The multisensory and sensorimotor basis of bodily self-consciousness is the topic of the review by Ionta et al. (2011), which focus on the multisensory role of the temporo-parietal junction in bodily self-consciousness, as highlighted by the study of neurological patients suffering from out-of-body experiences, and of healthy subjects undergoing experimentally induced multisensory conflicts.
This special issue ends with a review by Bolognini and Maravita (2011) that critically discuss why techniques of non-invasive brain stimulation can represent a unique and powerful approach to inform models of causal relations between specific brain regions and multisensory functions.
Overall, the challenge of this special issue is to provide an interdisciplinary context allowing to understand the basic principles of multisensory integration in animals and humans and the key issues that this fascinating field of study rises for future research. To conclude, we would like to deeply thank the many scientists who contributed so nicely to this special issue.
Cuppini, C., Magosso, E., and Ursino, M. (2011). Organization, maturation, and plasticity of multisensory integration: insights from computational modeling studies. Front. Psychol. 2:77. doi: 10.3389/fpsyg.2011.00077
Gori, M., Mazzilli, G., Sandini, G., and Burr, D. (2011). Cross-sensory facilitation reveals neural interactions between visual and tactile motion in humans. Front. Psychol. 2:55. doi: 10.3389/fpsyg.2011.00055
Ionta, S., Gassert, R., and Blanke, O. (2011). Multi-sensory and sensorimotor foundation of bodily self-consciousness–an interdisciplinary approach. Front. Psychol. 2:383. doi: 10.3389/fpsyg.2011.00383
Jacobs, S., Brozzoli, C., Hadj-Bouziane, F., Meunier, M., and Farnè, A. (2011). Studying multisensory processing and its role in the representation of space through pathological and physiological crossmodal extinction. Front. Psychol. 2:89. doi: 10.3389/fpsyg.2011.00089
Mancini, F., Bricolo, E., Mattioli, F. C., and Vallar, G. (2011). Visuo-haptic interactions in unilateral spatial neglect: the cross modal Judd illusion. Front. Psychol. 2:341. doi: 10.3389/fpsyg.2011.00341
Citation: Bolognini N and Maravita A (2012) Interactions between senses: updating on neural mechanisms and behavioral evidence. Front. Psychology 3:122. doi: 10.3389/fpsyg.2012.00122
Received: 22 March 2012; Accepted: 07 April 2012;
Published online: 03 May 2012.

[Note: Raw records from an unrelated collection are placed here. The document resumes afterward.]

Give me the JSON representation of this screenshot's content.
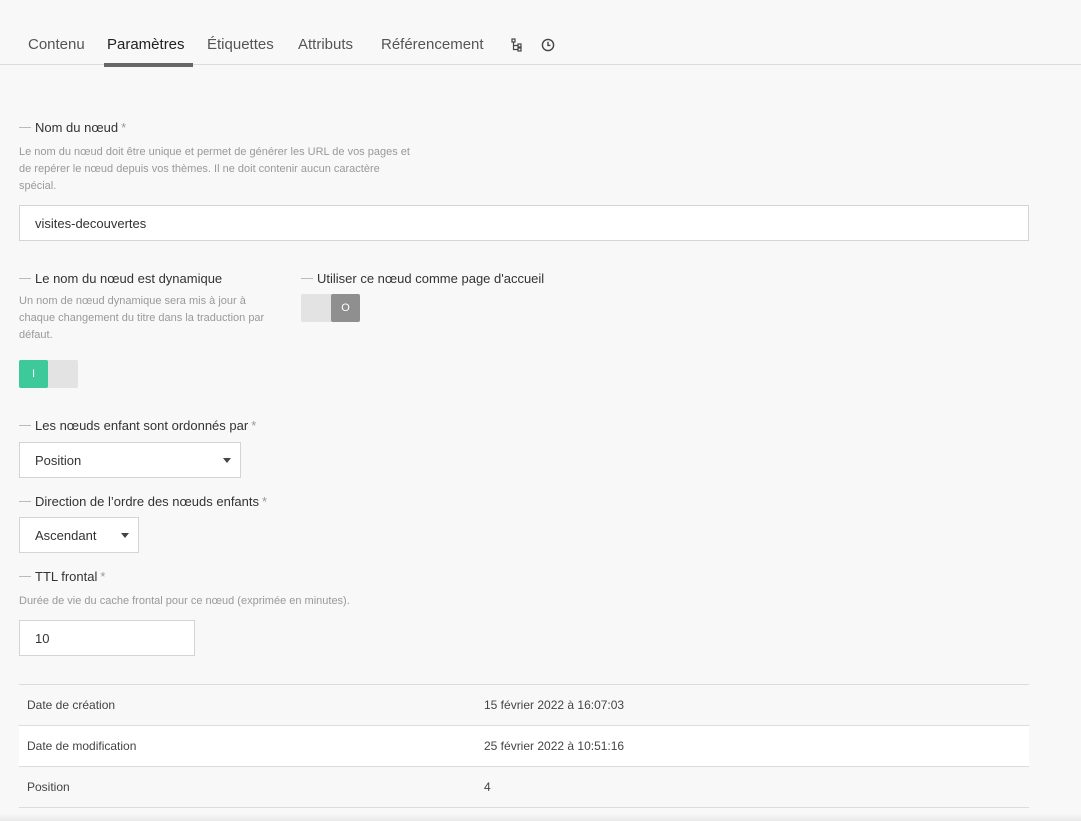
{
  "tabs": [
    {
      "label": "Contenu"
    },
    {
      "label": "Paramètres",
      "active": true
    },
    {
      "label": "Étiquettes"
    },
    {
      "label": "Attributs"
    },
    {
      "label": "Référencement"
    }
  ],
  "tab_icons": [
    "tree-icon",
    "history-clock-icon"
  ],
  "node_name": {
    "label": "Nom du nœud",
    "required_mark": "*",
    "help": "Le nom du nœud doit être unique et permet de générer les URL de vos pages et de repérer le nœud depuis vos thèmes. Il ne doit contenir aucun caractère spécial.",
    "value": "visites-decouvertes"
  },
  "dynamic_name": {
    "label": "Le nom du nœud est dynamique",
    "help": "Un nom de nœud dynamique sera mis à jour à chaque changement du titre dans la traduction par défaut.",
    "toggle_text": "I",
    "state": "on"
  },
  "home_page": {
    "label": "Utiliser ce nœud comme page d'accueil",
    "toggle_text": "O",
    "state": "off"
  },
  "children_order": {
    "label": "Les nœuds enfant sont ordonnés par",
    "required_mark": "*",
    "value": "Position"
  },
  "order_direction": {
    "label": "Direction de l’ordre des nœuds enfants",
    "required_mark": "*",
    "value": "Ascendant"
  },
  "ttl": {
    "label": "TTL frontal",
    "required_mark": "*",
    "help": "Durée de vie du cache frontal pour ce nœud (exprimée en minutes).",
    "value": "10"
  },
  "info": [
    {
      "key": "Date de création",
      "value": "15 février 2022 à 16:07:03"
    },
    {
      "key": "Date de modification",
      "value": "25 février 2022 à 10:51:16"
    },
    {
      "key": "Position",
      "value": "4"
    }
  ],
  "colors": {
    "toggle_on": "#3ec99a",
    "toggle_off": "#8f8f8f",
    "tab_indicator": "#666666"
  }
}
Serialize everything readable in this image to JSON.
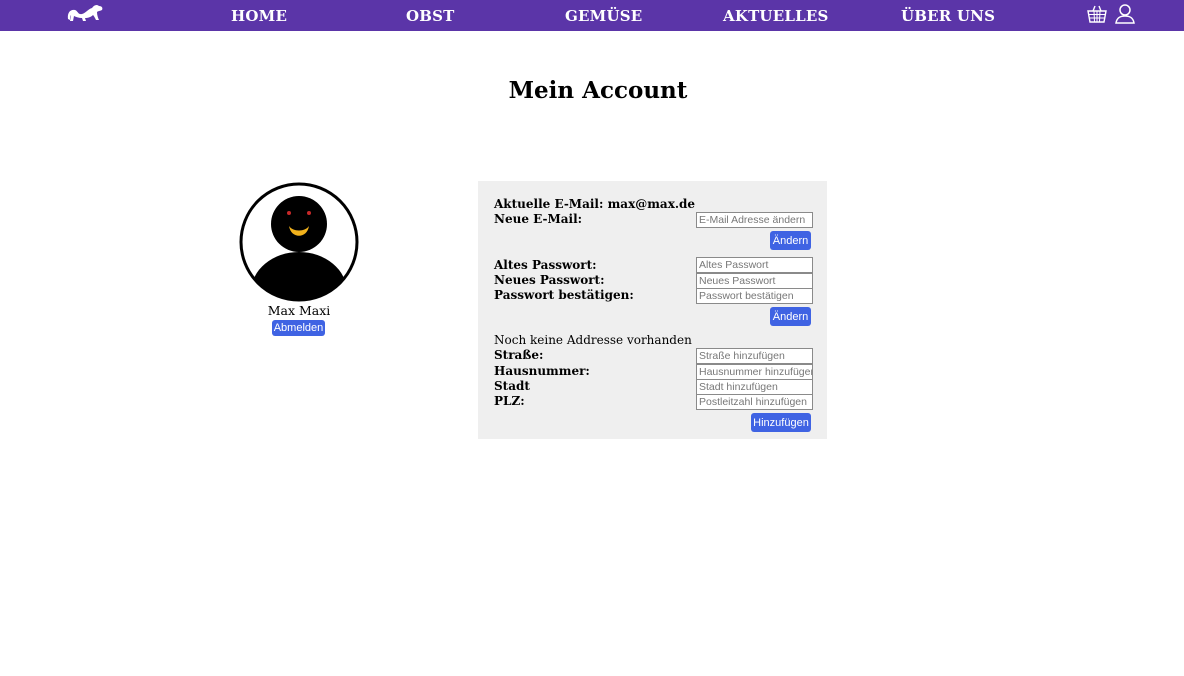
{
  "nav": {
    "logo_icon": "ferret-logo-icon",
    "items": [
      "HOME",
      "OBST",
      "GEMÜSE",
      "AKTUELLES",
      "ÜBER UNS"
    ],
    "cart_icon": "basket-icon",
    "user_icon": "user-icon",
    "bg_color": "#5b35a8"
  },
  "page": {
    "title": "Mein Account"
  },
  "profile": {
    "name": "Max Maxi",
    "logout_label": "Abmelden"
  },
  "email": {
    "current_label": "Aktuelle E-Mail:",
    "current_value": "max@max.de",
    "new_label": "Neue E-Mail:",
    "new_placeholder": "E-Mail Adresse ändern",
    "submit_label": "Ändern"
  },
  "password": {
    "old_label": "Altes Passwort:",
    "old_placeholder": "Altes Passwort",
    "new_label": "Neues Passwort:",
    "new_placeholder": "Neues Passwort",
    "confirm_label": "Passwort bestätigen:",
    "confirm_placeholder": "Passwort bestätigen",
    "submit_label": "Ändern"
  },
  "address": {
    "status": "Noch keine Addresse vorhanden",
    "street_label": "Straße:",
    "street_placeholder": "Straße hinzufügen",
    "house_label": "Hausnummer:",
    "house_placeholder": "Hausnummer hinzufügen",
    "city_label": "Stadt",
    "city_placeholder": "Stadt hinzufügen",
    "zip_label": "PLZ:",
    "zip_placeholder": "Postleitzahl hinzufügen",
    "submit_label": "Hinzufügen"
  },
  "colors": {
    "button": "#3f63e3",
    "panel": "#efefef"
  }
}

Copyright: © 2012 Bolognini and Maravita. This is an open-access article distributed under the terms of the Creative Commons Attribution Non Commercial License, which permits non-commercial use, distribution, and reproduction in other forums, provided the original authors and source are credited.